Gingrich is one of the more prominent names on the right to draw a parallel between the retail investor uprising last week and the left-wing populist Occupy Wall Street sentiment of a decade or so ago.
“What you’re seeing is an almost spontaneous cultural reaction in which the little guys and gals are getting together and going after the bigs, so the bigs are having to rig the game in order to survive.”
“It’s not about Republicans and Democrats,” Gingrich told the New York Times. “It’s lots and lots of normal, everyday people who began to figure out they really got ripped off for the last year just like they got ripped off in 2008 and 2009.” He continued, “What you’re seeing is an almost spontaneous cultural reaction in which the little guys and gals are getting together and going after the bigs, so the bigs are having to rig the game in order to survive.”
The intensely populist undercurrent of the GameStop event has not been lost on Mitch McConnell’s former chief of staff Josh Holmes, who has watched the GOP wrenched from the establishment under Trump.
“This is a social and economic moment in our society.”
“This is a social and economic moment in our society”, Holmes told CNBC Thursday. “There are a few times when you can definitely point to a moment and say society has changed, and this is one of them.”
The financial and cultural implications of this anti-elitist sentiment extend far beyond Wall Street, and foreshadow an increasingly populist political environment.
Confidence in the economy overall took a nosedive in January according to Gallup and was largely driven by cratering Republican trust. Gallup’s Economic Confidence Index saw a five-point decline to -21 in January, putting it at a level not seen since June of 2020 when covid-19 lockdowns forced millions from the workforce.
Among Republicans, economic confidence has been sliding downward since the election. It dropped down to +44 in November, then hit +29 in December and now sits at -2, putting it in the negative for the first time since 2016 according to Gallup.
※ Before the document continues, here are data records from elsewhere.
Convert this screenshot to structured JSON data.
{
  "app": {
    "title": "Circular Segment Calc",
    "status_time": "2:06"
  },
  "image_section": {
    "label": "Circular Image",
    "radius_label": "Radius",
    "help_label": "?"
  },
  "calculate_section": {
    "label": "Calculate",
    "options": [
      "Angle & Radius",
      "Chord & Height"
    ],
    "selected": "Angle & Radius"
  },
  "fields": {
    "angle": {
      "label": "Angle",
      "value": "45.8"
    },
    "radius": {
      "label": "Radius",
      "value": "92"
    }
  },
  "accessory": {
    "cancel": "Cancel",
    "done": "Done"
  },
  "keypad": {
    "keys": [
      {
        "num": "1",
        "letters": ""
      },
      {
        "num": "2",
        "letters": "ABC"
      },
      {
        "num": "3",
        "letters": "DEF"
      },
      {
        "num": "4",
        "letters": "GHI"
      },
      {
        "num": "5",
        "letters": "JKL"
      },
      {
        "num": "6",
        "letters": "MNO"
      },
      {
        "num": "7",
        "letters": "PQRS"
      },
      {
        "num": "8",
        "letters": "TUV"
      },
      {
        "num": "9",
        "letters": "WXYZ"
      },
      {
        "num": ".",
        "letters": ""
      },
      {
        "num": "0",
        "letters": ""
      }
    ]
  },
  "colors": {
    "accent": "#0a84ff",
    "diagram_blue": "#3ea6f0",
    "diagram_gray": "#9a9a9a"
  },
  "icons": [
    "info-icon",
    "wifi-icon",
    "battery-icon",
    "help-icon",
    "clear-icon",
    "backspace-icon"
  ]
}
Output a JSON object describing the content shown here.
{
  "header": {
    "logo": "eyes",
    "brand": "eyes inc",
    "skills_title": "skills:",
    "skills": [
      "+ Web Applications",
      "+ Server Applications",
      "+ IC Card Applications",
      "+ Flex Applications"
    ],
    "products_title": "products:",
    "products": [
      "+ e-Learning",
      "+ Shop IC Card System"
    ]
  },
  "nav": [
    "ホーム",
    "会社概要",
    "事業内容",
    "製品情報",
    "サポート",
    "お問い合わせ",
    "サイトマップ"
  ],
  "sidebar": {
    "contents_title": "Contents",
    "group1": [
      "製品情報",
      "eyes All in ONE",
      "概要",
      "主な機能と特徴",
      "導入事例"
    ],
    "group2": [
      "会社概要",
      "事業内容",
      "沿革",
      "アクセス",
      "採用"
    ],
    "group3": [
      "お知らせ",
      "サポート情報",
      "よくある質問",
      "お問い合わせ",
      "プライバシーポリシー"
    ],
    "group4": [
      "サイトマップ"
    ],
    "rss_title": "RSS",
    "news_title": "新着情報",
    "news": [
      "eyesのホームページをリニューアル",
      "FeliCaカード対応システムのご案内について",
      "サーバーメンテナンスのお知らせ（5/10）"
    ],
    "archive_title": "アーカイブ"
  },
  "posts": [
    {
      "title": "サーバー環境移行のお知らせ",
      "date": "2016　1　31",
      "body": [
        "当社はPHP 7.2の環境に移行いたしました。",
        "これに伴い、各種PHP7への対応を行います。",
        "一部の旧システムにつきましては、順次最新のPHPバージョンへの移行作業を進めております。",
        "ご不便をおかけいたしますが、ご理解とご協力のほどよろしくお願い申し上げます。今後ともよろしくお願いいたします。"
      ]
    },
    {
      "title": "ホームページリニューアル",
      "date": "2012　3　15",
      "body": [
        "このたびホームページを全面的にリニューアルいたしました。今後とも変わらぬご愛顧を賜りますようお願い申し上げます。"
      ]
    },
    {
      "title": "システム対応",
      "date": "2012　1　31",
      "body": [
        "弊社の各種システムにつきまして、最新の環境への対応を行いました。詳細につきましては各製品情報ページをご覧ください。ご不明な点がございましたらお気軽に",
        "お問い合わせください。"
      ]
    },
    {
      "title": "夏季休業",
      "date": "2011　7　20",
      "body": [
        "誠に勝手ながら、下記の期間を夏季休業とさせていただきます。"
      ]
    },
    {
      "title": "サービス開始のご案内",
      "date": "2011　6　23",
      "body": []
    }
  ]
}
A Gallup poll taken just after Biden took office, and days after the insurrection at the U.S. Capitol, shows the percentage of Americans citing government and politicians as the main issue facing the country rose steeply to 29%, up from 20% a month earlier.
The same survey found Americans stating national discord is the number one issue facing the country more than doubled, from 5% in December to 12% in late January.
As Market Research Foundation pointed out last week, 32% of voters nationwide say Biden did not win the election legitimately, and among those who dispute Biden’s win, 73% say there is solid evidence to support this view.
What is more, 40% of Americans say they have little to no trust in the integrity of the election process, and over a third of Americans hold that Trump is still the rightful winner of the 2020 election, with close to 75% of Republicans maintaining this view.
The Crisis of Legitimacy Market Research Foundation warned of last week is only accelerating, and bleeding into institutions beyond the government.
As economic disparities increase and globalism destroys local economies and national sovereignty, expect to see populism on the rise, and a convergence of populist attitudes on both the left and the right.
This populism may very well take the form of the political left continuing to push for UBI and higher corporate taxes, and the right demanding lower taxes for the middle class, a reduction in foreign spending, fines for offshoring jobs, and an end illegal immigration. We may also see a convergence of priorities on reduced foreign intervention, and rekindled interest in term limits to remove inept politicians.
What is abundantly clear is the 2020’s will be a decade defined by populism, and while former President Trump played a role in the rise of populism with his America First rallying cry, this shift extends far beyond Trump.